(Supplied entries begins)

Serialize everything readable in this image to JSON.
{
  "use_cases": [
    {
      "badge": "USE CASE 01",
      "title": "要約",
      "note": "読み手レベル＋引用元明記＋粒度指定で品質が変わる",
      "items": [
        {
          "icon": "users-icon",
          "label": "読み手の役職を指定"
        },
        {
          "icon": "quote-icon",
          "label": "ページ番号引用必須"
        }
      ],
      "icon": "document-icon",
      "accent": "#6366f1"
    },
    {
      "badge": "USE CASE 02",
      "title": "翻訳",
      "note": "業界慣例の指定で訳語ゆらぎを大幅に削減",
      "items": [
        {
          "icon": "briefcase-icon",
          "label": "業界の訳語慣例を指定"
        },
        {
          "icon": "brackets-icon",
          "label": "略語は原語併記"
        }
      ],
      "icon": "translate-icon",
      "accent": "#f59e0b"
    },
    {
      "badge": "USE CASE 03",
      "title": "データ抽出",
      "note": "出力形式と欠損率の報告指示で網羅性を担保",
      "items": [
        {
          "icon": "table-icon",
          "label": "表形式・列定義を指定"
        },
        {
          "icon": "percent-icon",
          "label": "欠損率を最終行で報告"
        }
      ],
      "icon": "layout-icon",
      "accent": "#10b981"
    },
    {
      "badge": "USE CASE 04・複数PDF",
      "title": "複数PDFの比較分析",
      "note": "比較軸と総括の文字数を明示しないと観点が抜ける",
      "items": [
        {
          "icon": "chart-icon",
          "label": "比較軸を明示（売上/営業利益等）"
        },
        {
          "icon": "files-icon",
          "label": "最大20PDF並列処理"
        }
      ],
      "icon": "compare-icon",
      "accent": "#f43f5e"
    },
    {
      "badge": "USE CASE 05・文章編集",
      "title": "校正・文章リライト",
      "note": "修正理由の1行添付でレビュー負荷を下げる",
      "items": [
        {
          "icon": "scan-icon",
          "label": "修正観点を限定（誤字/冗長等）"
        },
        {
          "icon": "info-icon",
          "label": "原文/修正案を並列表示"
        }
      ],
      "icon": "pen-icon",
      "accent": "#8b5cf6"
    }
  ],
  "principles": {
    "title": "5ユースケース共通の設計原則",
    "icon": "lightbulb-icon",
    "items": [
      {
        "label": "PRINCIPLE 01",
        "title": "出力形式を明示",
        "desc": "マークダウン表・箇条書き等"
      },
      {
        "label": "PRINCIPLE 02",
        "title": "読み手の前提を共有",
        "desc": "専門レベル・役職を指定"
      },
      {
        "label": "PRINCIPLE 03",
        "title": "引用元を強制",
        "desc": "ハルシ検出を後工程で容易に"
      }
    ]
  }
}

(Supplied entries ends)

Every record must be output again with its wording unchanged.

Serialize everything readable in this image to JSON.
{
  "use_cases": [
    {
      "badge": "USE CASE 01",
      "title": "要約",
      "note": "読み手レベル＋引用元明記＋粒度指定で品質が変わる",
      "items": [
        {
          "icon": "users-icon",
          "label": "読み手の役職を指定"
        },
        {
          "icon": "quote-icon",
          "label": "ページ番号引用必須"
        }
      ],
      "icon": "document-icon",
      "accent": "#6366f1"
    },
    {
      "badge": "USE CASE 02",
      "title": "翻訳",
      "note": "業界慣例の指定で訳語ゆらぎを大幅に削減",
      "items": [
        {
          "icon": "briefcase-icon",
          "label": "業界の訳語慣例を指定"
        },
        {
          "icon": "brackets-icon",
          "label": "略語は原語併記"
        }
      ],
      "icon": "translate-icon",
      "accent": "#f59e0b"
    },
    {
      "badge": "USE CASE 03",
      "title": "データ抽出",
      "note": "出力形式と欠損率の報告指示で網羅性を担保",
      "items": [
        {
          "icon": "table-icon",
          "label": "表形式・列定義を指定"
        },
        {
          "icon": "percent-icon",
          "label": "欠損率を最終行で報告"
        }
      ],
      "icon": "layout-icon",
      "accent": "#10b981"
    },
    {
      "badge": "USE CASE 04・複数PDF",
      "title": "複数PDFの比較分析",
      "note": "比較軸と総括の文字数を明示しないと観点が抜ける",
      "items": [
        {
          "icon": "chart-icon",
          "label": "比較軸を明示（売上/営業利益等）"
        },
        {
          "icon": "files-icon",
          "label": "最大20PDF並列処理"
        }
      ],
      "icon": "compare-icon",
      "accent": "#f43f5e"
    },
    {
      "badge": "USE CASE 05・文章編集",
      "title": "校正・文章リライト",
      "note": "修正理由の1行添付でレビュー負荷を下げる",
      "items": [
        {
          "icon": "scan-icon",
          "label": "修正観点を限定（誤字/冗長等）"
        },
        {
          "icon": "info-icon",
          "label": "原文/修正案を並列表示"
        }
      ],
      "icon": "pen-icon",
      "accent": "#8b5cf6"
    }
  ],
  "principles": {
    "title": "5ユースケース共通の設計原則",
    "icon": "lightbulb-icon",
    "items": [
      {
        "label": "PRINCIPLE 01",
        "title": "出力形式を明示",
        "desc": "マークダウン表・箇条書き等"
      },
      {
        "label": "PRINCIPLE 02",
        "title": "読み手の前提を共有",
        "desc": "専門レベル・役職を指定"
      },
      {
        "label": "PRINCIPLE 03",
        "title": "引用元を強制",
        "desc": "ハルシ検出を後工程で容易に"
      }
    ]
  }
}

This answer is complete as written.